After finally getting around to watching Megyn Kelly’s interview with Donald Trump — it’s surprisingly hard to find the full video, and most copies online appear to be edited hack jobs for either supporters or haters of Trump — I can say that, despite Kelly’s assertion that “it’s not about me” when asking Trump about his nasty retweets in which he called her a “bimbo,” that statement certainly seems like a microcosm of the entire interview: It was absolutely, 100 percent about her.
Kelly obviously has no shortage of talent. She hit the ground running at Fox News in 2004 and her celebrity has been on the rise and growing ever since, arguably reaching or eclipsing that of her long-time associates Bill O’Reilly and Sean Hannity.
To her credit, she claims to be an independent on a conservative network that doesn’t even pretend to be “fair and balanced” anymore, and she hit Donald Trump as hard as anyone during the August 2015 debate when she questioned his character in making numerous “disparaging” comments about women:
But that Megyn Kelly — detached, steely eyed, uncowed — was far from the person who sat across from Trump earlier this week. This Megyn Kelly was soft, amicable, introspective and almost psychoanalytical in her attempts, mostly unsuccessful, to unearth the inner crust of Donald Trump. She asked him about his alcoholic and now dead brother, his perceived mistakes on the campaign trail, his regrets and his emotional wounds. Watch the interview with closed eyes and you may, for a second, forget this is a conservation between two highly privileged celebrities and imagine a psychiatry patient laying on the couch talking to his shrink.
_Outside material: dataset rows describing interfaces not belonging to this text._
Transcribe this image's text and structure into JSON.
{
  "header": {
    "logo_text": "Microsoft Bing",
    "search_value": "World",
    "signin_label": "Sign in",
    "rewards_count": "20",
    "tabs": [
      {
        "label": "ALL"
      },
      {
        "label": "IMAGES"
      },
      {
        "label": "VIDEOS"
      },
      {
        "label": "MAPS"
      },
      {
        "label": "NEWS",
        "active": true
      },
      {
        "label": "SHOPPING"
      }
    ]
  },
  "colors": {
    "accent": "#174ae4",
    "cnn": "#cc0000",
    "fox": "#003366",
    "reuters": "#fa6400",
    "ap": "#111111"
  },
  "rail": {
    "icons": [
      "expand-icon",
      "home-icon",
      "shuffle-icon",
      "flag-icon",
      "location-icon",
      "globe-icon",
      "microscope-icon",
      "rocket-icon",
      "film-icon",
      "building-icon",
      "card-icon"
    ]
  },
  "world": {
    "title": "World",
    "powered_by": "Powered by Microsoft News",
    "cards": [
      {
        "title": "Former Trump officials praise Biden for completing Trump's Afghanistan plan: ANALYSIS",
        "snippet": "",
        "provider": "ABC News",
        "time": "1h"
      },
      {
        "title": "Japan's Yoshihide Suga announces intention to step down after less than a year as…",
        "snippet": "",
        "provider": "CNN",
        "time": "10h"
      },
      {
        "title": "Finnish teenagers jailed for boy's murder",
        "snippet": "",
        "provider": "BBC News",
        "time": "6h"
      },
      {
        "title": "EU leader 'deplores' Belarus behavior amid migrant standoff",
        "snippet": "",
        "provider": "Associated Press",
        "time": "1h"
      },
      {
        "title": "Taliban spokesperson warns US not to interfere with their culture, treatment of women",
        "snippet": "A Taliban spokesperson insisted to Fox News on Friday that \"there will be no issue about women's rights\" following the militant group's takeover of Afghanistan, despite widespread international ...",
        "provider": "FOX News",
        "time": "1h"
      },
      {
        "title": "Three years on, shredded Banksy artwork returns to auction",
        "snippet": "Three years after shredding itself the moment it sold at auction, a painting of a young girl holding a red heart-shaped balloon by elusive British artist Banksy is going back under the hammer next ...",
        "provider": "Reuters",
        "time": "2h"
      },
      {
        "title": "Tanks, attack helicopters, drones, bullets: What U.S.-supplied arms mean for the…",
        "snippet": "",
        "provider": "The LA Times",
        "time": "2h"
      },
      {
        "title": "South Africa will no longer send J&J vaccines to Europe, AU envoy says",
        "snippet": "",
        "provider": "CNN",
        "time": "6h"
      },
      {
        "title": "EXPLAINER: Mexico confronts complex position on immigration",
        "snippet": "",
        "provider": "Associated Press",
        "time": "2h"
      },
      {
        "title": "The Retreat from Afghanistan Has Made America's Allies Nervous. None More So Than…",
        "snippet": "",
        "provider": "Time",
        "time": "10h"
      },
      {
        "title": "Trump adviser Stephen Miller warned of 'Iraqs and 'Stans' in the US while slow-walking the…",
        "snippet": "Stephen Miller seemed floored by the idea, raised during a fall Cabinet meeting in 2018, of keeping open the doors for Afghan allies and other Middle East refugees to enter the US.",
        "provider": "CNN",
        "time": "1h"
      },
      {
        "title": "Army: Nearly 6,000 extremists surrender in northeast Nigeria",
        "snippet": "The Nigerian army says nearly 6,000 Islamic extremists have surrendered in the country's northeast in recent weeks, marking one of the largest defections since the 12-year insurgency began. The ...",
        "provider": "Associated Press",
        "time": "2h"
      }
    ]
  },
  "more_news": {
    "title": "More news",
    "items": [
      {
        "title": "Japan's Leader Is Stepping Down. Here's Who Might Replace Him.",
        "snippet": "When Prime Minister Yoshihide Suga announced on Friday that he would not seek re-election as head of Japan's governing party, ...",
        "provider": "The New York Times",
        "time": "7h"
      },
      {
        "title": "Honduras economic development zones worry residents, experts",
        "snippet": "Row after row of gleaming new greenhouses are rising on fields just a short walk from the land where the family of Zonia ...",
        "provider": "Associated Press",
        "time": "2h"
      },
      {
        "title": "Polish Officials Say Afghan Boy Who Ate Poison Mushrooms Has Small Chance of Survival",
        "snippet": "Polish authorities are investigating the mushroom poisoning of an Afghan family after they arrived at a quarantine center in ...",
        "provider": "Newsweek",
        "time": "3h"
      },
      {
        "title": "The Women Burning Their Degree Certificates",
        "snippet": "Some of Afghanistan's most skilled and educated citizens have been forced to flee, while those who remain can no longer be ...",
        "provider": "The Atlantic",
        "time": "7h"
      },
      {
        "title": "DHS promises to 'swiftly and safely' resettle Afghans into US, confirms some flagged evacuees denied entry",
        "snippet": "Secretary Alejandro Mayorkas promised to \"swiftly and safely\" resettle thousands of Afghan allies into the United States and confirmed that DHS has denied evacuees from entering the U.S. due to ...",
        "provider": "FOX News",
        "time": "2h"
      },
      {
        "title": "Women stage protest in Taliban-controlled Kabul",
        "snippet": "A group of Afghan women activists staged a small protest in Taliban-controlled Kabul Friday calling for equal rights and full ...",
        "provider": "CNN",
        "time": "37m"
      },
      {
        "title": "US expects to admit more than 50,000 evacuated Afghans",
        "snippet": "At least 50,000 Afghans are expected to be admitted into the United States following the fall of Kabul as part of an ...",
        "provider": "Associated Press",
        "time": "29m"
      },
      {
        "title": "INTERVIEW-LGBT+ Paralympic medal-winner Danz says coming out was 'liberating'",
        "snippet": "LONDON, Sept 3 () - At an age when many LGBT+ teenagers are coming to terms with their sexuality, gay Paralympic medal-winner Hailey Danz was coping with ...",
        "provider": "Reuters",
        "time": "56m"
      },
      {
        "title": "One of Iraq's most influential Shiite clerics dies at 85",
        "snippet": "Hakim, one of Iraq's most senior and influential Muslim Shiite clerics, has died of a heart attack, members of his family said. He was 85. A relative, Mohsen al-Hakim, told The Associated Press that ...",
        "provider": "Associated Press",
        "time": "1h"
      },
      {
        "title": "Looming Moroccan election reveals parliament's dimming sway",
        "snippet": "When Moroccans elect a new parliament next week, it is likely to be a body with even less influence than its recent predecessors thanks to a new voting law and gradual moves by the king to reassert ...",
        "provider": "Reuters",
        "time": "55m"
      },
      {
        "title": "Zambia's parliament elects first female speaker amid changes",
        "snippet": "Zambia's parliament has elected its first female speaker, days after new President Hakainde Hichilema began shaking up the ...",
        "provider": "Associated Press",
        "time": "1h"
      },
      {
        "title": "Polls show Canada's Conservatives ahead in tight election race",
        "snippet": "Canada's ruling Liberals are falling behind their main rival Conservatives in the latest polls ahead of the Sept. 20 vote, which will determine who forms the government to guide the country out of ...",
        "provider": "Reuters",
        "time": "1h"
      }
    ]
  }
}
There is no psychoanalyzing Donald Trump. Donald Trump gets out of bed every morning based on the strength of three simple things: his wealth, his power and his own aura. That’s it. Yet, in this interview, Kelly, in pure Barbara Walters wannabe form and not half as probing, asked few follow-up questions and even minimized moments when Trump, seemingly unapologetic and unrepentant as ever, was at his most obnoxious.
During what was probably the most memorable part of the interview, Kelly alerted Trump to the fact that he had called her a bimbo multiple times on social media, to which Trump just donned a boyish grin, leaned in and issued an almost mocking “excuse me,” as if he had just cut her off at the checkout line. Kelly, failing to use that opportunity to reclaim some of her earlier fire and ask a tough question, just recoiled and smiled. After an awkward pause and a creepy, sustained grin from Trump, he continued, noting that he, using ethical discretion like a true gentleman, did not retweet some of the harsher comments on Twitter.
Indeed, the only time Trump revealed anything interesting about himself was when he commended Kelly for coming to him and seeking reconciliation after the imbroglio last year. “I have great respect for you that you were able to call me and say let’s get together and lets talk,” Trump said. “For me, I would not have done that. I don’t say that as a positive. I think it’s a negative for me.”
Aside from that admission, this was, as Poynter Institute’s James Warren noted, far from Frost-Nixon. Here is Warren:
Why might a cynic have wondered if Megyn Kelly’s primetime Fox network interview with Donald Trump would fall short of David Frost’s evisceration of former President Richard Nixon? Might it have been the afternoon tweet and photo from a beaming Trump himself, his arm around a grinning Kelly, her arm around his back, and the declaration, “I will be live tweeting my interview with @megynkelly on the Fox Network tonight at 8! Enjoy!” (@realDonaldTrump) Or was it the night before, on the Bravo cable channel, when she conceded that she’d once not just touched his hair but “run my fingers through it” to see if he wore a wig.
So no, despite the “big fight feel” implied by advertisements leading up to the interview, this was not Kelly’s breakout moment as a long-form interviewer.
This was simply theater masquerading as a hard-hitting interview. I don’t know if Trump and Kelly went over some of the questions she was going to ask beforehand, but did anyone really think that she was going to walk into Trump Tower, recreate a working relationship with the real estate mogul just to pepper him with a relent barrage of questions a la the August 2015 debate? They both realized that to make the interview seem genuine, Kelly was going to have to ask an uncomfortable question or two, but this was never going to be a whole-cloth take-down of Trump.
It was not even about policy or Trump’s character. It was almost exclusively about Trump and Kelly, and as Trevor Noah brilliantly summarized recently, amounted to little more than high-profile “couples therapy” after a breakup. Frankly, if people Connie Chung, Katie Couric and Barbara Walters are the benchmarks, Kelly’s interview looked rather pedestrian by comparison.